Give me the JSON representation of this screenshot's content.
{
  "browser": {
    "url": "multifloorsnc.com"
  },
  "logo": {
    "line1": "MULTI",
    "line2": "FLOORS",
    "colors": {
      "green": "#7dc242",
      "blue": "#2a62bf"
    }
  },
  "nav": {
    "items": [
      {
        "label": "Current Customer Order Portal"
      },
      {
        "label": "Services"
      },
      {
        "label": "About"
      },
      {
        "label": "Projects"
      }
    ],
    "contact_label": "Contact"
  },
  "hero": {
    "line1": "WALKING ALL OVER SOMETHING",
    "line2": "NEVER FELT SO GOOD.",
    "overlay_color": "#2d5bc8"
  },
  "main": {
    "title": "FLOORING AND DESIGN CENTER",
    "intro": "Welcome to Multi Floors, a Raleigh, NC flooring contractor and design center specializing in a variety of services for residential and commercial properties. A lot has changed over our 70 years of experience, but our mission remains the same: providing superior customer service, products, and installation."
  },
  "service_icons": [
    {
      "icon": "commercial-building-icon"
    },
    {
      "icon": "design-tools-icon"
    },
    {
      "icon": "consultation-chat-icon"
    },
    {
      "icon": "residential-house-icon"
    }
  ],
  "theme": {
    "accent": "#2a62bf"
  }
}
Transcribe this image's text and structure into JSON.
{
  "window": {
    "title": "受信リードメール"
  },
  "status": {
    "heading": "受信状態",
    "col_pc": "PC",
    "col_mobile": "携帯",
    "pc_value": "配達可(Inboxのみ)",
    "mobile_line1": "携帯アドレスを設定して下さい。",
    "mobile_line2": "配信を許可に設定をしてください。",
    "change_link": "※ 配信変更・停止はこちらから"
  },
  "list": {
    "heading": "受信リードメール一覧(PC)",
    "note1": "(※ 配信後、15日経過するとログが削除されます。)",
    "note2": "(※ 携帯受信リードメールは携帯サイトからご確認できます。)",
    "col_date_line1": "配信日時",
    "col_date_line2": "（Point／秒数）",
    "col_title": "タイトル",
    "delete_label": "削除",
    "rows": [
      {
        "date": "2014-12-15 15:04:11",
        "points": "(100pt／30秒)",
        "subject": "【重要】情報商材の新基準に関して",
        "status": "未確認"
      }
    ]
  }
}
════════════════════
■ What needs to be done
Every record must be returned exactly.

■ Written response
Give me the JSON representation of this screenshot's content.
{
  "browser": {
    "url": "multifloorsnc.com"
  },
  "logo": {
    "line1": "MULTI",
    "line2": "FLOORS",
    "colors": {
      "green": "#7dc242",
      "blue": "#2a62bf"
    }
  },
  "nav": {
    "items": [
      {
        "label": "Current Customer Order Portal"
      },
      {
        "label": "Services"
      },
      {
        "label": "About"
      },
      {
        "label": "Projects"
      }
    ],
    "contact_label": "Contact"
  },
  "hero": {
    "line1": "WALKING ALL OVER SOMETHING",
    "line2": "NEVER FELT SO GOOD.",
    "overlay_color": "#2d5bc8"
  },
  "main": {
    "title": "FLOORING AND DESIGN CENTER",
    "intro": "Welcome to Multi Floors, a Raleigh, NC flooring contractor and design center specializing in a variety of services for residential and commercial properties. A lot has changed over our 70 years of experience, but our mission remains the same: providing superior customer service, products, and installation."
  },
  "service_icons": [
    {
      "icon": "commercial-building-icon"
    },
    {
      "icon": "design-tools-icon"
    },
    {
      "icon": "consultation-chat-icon"
    },
    {
      "icon": "residential-house-icon"
    }
  ],
  "theme": {
    "accent": "#2a62bf"
  }
}
Transcribe this image's text and structure into JSON.
{
  "window": {
    "title": "受信リードメール"
  },
  "status": {
    "heading": "受信状態",
    "col_pc": "PC",
    "col_mobile": "携帯",
    "pc_value": "配達可(Inboxのみ)",
    "mobile_line1": "携帯アドレスを設定して下さい。",
    "mobile_line2": "配信を許可に設定をしてください。",
    "change_link": "※ 配信変更・停止はこちらから"
  },
  "list": {
    "heading": "受信リードメール一覧(PC)",
    "note1": "(※ 配信後、15日経過するとログが削除されます。)",
    "note2": "(※ 携帯受信リードメールは携帯サイトからご確認できます。)",
    "col_date_line1": "配信日時",
    "col_date_line2": "（Point／秒数）",
    "col_title": "タイトル",
    "delete_label": "削除",
    "rows": [
      {
        "date": "2014-12-15 15:04:11",
        "points": "(100pt／30秒)",
        "subject": "【重要】情報商材の新基準に関して",
        "status": "未確認"
      }
    ]
  }
}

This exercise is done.